Human rights is an issue much with us these days, but the debate over the propriety of basing US foreign policy on human rights skirts the question of their status in this country. Claude Lightfoot, a Central Committee member of the Communist Party (USA), has no doubts about the answer--human rights has had no place in American history except as an ideological shield for a government controlled by the rich for the purpose of getting richer. While aimed at a popular audience, his book purports to be a serious, comprehensive study, albeit based on the historical research of others. Yet in discussing the background of the Constitution--the first substantive chapter--he fails to even mention, much less incorporate, the work of Bernard Bailyn, Gordon Wood, or any other recent major scholarship. Eschewing the subtleties of historical reconstruction or evaluation of evidence, Lightfoot writes: ""the so-called system of checks and balances in government. . . is one of the biggest ideological frauds ever drilled into the minds of man"" (the masculine pronoun is only sexist when ""they"" use it), or ""our structure of government adds up to one of the cleverest forms used to conceal class dictatorship the world has ever known."" The phrasing is not random--he actually believes in this conspiracy madness.
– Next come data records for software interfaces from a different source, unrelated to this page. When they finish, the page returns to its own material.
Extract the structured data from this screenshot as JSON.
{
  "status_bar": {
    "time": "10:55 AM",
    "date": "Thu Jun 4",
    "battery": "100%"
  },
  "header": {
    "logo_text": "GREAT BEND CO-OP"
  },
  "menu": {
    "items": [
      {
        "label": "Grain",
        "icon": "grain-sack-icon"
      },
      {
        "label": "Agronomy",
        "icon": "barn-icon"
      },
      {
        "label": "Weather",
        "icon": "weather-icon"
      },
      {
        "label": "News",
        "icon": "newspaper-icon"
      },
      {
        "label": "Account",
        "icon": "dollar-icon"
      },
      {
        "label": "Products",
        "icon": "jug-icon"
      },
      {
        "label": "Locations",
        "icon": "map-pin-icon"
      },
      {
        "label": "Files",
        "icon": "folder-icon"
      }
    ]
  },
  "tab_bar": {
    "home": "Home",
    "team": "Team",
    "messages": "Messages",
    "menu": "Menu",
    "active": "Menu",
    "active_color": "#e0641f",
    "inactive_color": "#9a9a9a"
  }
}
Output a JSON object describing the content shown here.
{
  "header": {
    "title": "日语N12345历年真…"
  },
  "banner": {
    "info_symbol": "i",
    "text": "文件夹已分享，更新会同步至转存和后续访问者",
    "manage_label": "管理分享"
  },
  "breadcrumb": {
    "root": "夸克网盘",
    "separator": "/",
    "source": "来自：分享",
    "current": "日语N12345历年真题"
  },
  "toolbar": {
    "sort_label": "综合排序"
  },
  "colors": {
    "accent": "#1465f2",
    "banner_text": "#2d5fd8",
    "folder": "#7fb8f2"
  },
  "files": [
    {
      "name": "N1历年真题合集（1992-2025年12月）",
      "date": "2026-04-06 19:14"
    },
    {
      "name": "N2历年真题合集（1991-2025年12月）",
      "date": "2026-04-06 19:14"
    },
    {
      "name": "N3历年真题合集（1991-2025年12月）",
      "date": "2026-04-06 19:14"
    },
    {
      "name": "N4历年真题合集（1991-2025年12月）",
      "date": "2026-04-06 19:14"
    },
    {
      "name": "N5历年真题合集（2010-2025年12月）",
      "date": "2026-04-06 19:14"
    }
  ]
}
The book never rises above this level of Communist graffiti and doesn't advance our understanding of human rights or US history one inch beyond the collected works of Party stalwart William Z. Foster.

Pub Date: Jan. 5th, 1977
Publisher: International Publishers